━━━━━ RECORDS
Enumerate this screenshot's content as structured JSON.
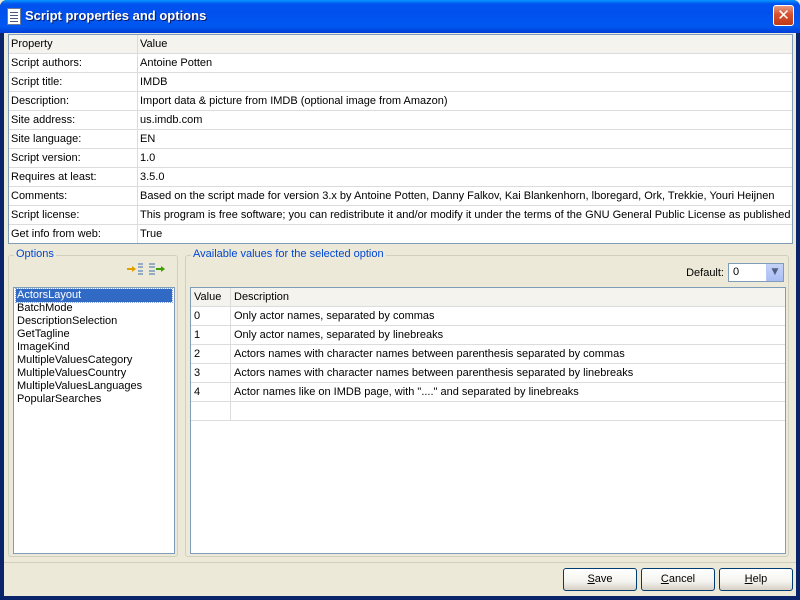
{
  "window": {
    "title": "Script properties and options"
  },
  "properties": {
    "header": {
      "property": "Property",
      "value": "Value"
    },
    "rows": [
      {
        "property": "Script authors:",
        "value": "Antoine Potten"
      },
      {
        "property": "Script title:",
        "value": "IMDB"
      },
      {
        "property": "Description:",
        "value": "Import data & picture from IMDB (optional image from Amazon)"
      },
      {
        "property": "Site address:",
        "value": "us.imdb.com"
      },
      {
        "property": "Site language:",
        "value": "EN"
      },
      {
        "property": "Script version:",
        "value": "1.0"
      },
      {
        "property": "Requires at least:",
        "value": "3.5.0"
      },
      {
        "property": "Comments:",
        "value": "Based on the script made for version 3.x by Antoine Potten, Danny Falkov, Kai Blankenhorn, lboregard, Ork, Trekkie, Youri Heijnen"
      },
      {
        "property": "Script license:",
        "value": "This program is free software; you can redistribute it and/or modify it under the terms of the GNU General Public License as published by"
      },
      {
        "property": "Get info from web:",
        "value": "True"
      }
    ]
  },
  "options": {
    "label": "Options",
    "items": [
      "ActorsLayout",
      "BatchMode",
      "DescriptionSelection",
      "GetTagline",
      "ImageKind",
      "MultipleValuesCategory",
      "MultipleValuesCountry",
      "MultipleValuesLanguages",
      "PopularSearches"
    ],
    "selected_index": 0
  },
  "values": {
    "label": "Available values for the selected option",
    "default_label": "Default:",
    "default_value": "0",
    "header": {
      "value": "Value",
      "description": "Description"
    },
    "rows": [
      {
        "value": "0",
        "description": "Only actor names, separated by commas"
      },
      {
        "value": "1",
        "description": "Only actor names, separated by linebreaks"
      },
      {
        "value": "2",
        "description": "Actors names with character names between parenthesis separated by commas"
      },
      {
        "value": "3",
        "description": "Actors names with character names between parenthesis separated by linebreaks"
      },
      {
        "value": "4",
        "description": "Actor names like on IMDB page, with \"....\" and separated by linebreaks"
      }
    ]
  },
  "buttons": {
    "save": {
      "underline": "S",
      "rest": "ave"
    },
    "cancel": {
      "underline": "C",
      "rest": "ancel"
    },
    "help": {
      "underline": "H",
      "rest": "elp"
    }
  },
  "colors": {
    "title_bar": "#0053ee",
    "selection": "#316ac5",
    "group_label": "#0046d5"
  }
}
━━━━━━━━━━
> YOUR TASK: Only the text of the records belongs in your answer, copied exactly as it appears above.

> SOLUTION FOR THIS PROBLEM:
Enumerate this screenshot's content as structured JSON.
{
  "window": {
    "title": "Script properties and options"
  },
  "properties": {
    "header": {
      "property": "Property",
      "value": "Value"
    },
    "rows": [
      {
        "property": "Script authors:",
        "value": "Antoine Potten"
      },
      {
        "property": "Script title:",
        "value": "IMDB"
      },
      {
        "property": "Description:",
        "value": "Import data & picture from IMDB (optional image from Amazon)"
      },
      {
        "property": "Site address:",
        "value": "us.imdb.com"
      },
      {
        "property": "Site language:",
        "value": "EN"
      },
      {
        "property": "Script version:",
        "value": "1.0"
      },
      {
        "property": "Requires at least:",
        "value": "3.5.0"
      },
      {
        "property": "Comments:",
        "value": "Based on the script made for version 3.x by Antoine Potten, Danny Falkov, Kai Blankenhorn, lboregard, Ork, Trekkie, Youri Heijnen"
      },
      {
        "property": "Script license:",
        "value": "This program is free software; you can redistribute it and/or modify it under the terms of the GNU General Public License as published by"
      },
      {
        "property": "Get info from web:",
        "value": "True"
      }
    ]
  },
  "options": {
    "label": "Options",
    "items": [
      "ActorsLayout",
      "BatchMode",
      "DescriptionSelection",
      "GetTagline",
      "ImageKind",
      "MultipleValuesCategory",
      "MultipleValuesCountry",
      "MultipleValuesLanguages",
      "PopularSearches"
    ],
    "selected_index": 0
  },
  "values": {
    "label": "Available values for the selected option",
    "default_label": "Default:",
    "default_value": "0",
    "header": {
      "value": "Value",
      "description": "Description"
    },
    "rows": [
      {
        "value": "0",
        "description": "Only actor names, separated by commas"
      },
      {
        "value": "1",
        "description": "Only actor names, separated by linebreaks"
      },
      {
        "value": "2",
        "description": "Actors names with character names between parenthesis separated by commas"
      },
      {
        "value": "3",
        "description": "Actors names with character names between parenthesis separated by linebreaks"
      },
      {
        "value": "4",
        "description": "Actor names like on IMDB page, with \"....\" and separated by linebreaks"
      }
    ]
  },
  "buttons": {
    "save": {
      "underline": "S",
      "rest": "ave"
    },
    "cancel": {
      "underline": "C",
      "rest": "ancel"
    },
    "help": {
      "underline": "H",
      "rest": "elp"
    }
  },
  "colors": {
    "title_bar": "#0053ee",
    "selection": "#316ac5",
    "group_label": "#0046d5"
  }
}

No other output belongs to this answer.